BUCKLEY AIR FORCE BASE, Colo. -- Buckley Air Force Base First Sergeants held a first sergeants symposium May 9 to 12, 2016, at the 140th Wing building on Buckley AFB, Colo.

The symposium provided an opportunity for technical sergeants and above to become familiar with what the job of a first sergeant is composed of.

"The main focus of the symposium is to train our replacements and to make sure the next person is ready to assume the position of first sergeant," said Master Sgt. Troy Drasher, 2 Space Warning Squadron first sergeant.

The four-day event included lessons taught by current first sergeants, visits from resources such as Airmen and Family Readiness and mental health, and role playing situations from the day-to-day life of a first sergeant.

"Most of the information didn't come from PowerPoints or lesson plans; it came from the stories exchanged between classmates and the first sergeants have an insight on what the job really is," said Tech. Sgt. Chris Cheung, 460th Operations Support Squadron staff instructor. "Their stories make you realize what you are really getting into and puts everything into perspective."

The symposium not only provided potential first sergeants with important insights, but it also allows current first sergeants an opportunity to prepare their replacements and provide their units with well-trained and competent additional-duty first sergeants.

"Watching the group dynamic come out is interesting because you can start to see what kind of first sergeant each person will become," said Drasher. "We all have very unique traits, there is the common denominator of being a shirt, but we each have unique characteristics that we can bring forward."

The symposium allowed potential first sergeants four days of one-on-one time with current shirts who have been through difficult situations that make the job what it is and catch a small glimpse into what they could possibly have to handle.

"Everybody should come and sit in on one of the classes, even if you aren't a technical sergeant," said Cheung. "Take the opportunity, don't wait to be a technical sergeant when you can learn now about helping other Airmen."

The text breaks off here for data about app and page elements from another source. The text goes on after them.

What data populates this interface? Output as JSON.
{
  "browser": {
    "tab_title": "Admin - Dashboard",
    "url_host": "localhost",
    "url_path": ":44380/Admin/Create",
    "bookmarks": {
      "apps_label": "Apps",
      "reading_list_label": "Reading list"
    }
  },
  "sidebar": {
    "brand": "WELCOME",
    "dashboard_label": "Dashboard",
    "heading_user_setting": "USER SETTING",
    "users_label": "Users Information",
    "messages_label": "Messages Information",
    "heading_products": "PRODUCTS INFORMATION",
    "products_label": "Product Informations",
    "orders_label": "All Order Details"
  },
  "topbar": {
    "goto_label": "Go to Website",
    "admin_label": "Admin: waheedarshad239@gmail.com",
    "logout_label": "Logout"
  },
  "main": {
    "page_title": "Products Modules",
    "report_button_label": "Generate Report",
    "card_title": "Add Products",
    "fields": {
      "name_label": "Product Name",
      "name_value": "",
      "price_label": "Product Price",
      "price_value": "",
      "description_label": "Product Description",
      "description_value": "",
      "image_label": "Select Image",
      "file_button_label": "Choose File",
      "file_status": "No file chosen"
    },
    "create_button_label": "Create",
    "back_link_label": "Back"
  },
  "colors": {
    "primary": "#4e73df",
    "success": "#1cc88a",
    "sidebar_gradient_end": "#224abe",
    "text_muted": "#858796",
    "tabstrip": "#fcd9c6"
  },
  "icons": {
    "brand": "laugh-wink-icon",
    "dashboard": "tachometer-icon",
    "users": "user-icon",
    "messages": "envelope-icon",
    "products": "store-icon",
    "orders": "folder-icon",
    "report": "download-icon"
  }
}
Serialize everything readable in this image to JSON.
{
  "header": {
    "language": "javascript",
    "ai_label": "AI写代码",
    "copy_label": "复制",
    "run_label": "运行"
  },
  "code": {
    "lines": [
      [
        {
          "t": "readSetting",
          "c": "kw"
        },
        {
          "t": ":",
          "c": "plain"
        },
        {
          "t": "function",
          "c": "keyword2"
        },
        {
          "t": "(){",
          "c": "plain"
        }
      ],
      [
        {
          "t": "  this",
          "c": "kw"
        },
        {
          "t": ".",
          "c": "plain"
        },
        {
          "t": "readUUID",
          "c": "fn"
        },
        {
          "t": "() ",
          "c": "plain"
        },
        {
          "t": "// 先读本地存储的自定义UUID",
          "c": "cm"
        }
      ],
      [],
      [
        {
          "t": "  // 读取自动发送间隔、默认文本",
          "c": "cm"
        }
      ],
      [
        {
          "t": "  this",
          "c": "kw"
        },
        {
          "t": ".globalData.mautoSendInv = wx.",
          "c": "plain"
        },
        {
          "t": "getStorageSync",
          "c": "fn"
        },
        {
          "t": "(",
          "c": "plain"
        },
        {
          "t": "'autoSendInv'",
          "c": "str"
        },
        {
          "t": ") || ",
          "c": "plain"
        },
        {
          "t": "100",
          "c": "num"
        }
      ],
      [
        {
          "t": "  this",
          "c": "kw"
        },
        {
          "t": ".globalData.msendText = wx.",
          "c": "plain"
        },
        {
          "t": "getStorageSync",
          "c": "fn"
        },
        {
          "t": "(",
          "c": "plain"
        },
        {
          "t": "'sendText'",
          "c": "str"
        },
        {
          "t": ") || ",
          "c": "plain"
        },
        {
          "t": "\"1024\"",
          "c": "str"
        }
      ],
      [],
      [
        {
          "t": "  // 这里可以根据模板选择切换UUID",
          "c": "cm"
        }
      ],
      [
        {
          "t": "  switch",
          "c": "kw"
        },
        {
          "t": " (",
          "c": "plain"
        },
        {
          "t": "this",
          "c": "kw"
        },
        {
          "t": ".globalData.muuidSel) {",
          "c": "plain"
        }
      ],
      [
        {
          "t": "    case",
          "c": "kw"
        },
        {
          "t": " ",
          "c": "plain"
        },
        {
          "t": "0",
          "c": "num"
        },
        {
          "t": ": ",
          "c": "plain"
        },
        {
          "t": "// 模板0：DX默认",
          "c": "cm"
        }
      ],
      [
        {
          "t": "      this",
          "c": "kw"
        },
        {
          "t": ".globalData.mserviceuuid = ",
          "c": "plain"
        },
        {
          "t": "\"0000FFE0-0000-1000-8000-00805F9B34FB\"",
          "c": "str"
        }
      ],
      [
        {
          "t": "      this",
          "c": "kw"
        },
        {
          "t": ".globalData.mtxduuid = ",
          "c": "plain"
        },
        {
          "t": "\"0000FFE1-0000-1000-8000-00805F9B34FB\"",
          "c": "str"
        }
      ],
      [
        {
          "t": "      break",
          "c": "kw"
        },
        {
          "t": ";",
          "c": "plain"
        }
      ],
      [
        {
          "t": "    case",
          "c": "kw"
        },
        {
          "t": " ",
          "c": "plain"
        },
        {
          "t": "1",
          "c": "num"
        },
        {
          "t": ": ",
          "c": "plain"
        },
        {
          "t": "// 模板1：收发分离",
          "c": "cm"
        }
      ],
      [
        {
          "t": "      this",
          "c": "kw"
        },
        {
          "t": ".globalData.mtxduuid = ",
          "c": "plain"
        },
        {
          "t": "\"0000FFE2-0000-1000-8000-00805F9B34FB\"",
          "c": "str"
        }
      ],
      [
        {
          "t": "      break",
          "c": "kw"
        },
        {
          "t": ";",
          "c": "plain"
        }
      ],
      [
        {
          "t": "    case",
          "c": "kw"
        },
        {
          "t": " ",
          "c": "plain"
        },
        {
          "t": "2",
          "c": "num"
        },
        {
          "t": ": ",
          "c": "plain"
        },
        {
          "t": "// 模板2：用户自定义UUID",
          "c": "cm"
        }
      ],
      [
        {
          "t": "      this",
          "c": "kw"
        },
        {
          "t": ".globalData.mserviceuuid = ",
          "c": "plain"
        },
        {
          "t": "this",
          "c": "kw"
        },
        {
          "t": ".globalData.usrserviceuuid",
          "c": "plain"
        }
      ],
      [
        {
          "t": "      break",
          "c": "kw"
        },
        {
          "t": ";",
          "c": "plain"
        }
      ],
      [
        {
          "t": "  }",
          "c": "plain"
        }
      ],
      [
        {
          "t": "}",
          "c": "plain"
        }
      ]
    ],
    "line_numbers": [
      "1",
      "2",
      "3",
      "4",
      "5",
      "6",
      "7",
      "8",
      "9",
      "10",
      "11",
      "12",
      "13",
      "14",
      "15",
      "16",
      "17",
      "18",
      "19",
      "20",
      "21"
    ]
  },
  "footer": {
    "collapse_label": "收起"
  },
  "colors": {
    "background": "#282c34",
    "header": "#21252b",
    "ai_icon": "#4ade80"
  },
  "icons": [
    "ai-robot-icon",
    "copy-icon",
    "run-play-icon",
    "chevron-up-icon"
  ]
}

The job of a first sergeant is never over. They are there when an Airmen needs to talk, has financial or personal issues or even when suicide is involved. First sergeants use the opportunity of the symposium to shed some light on everything they do to their potential replacements.

"From head up to head down, when we get off of our pillows until we lay them back down at the end of the day, our job is to make sure we take care of our Airmen and figure out what they need," said Drasher.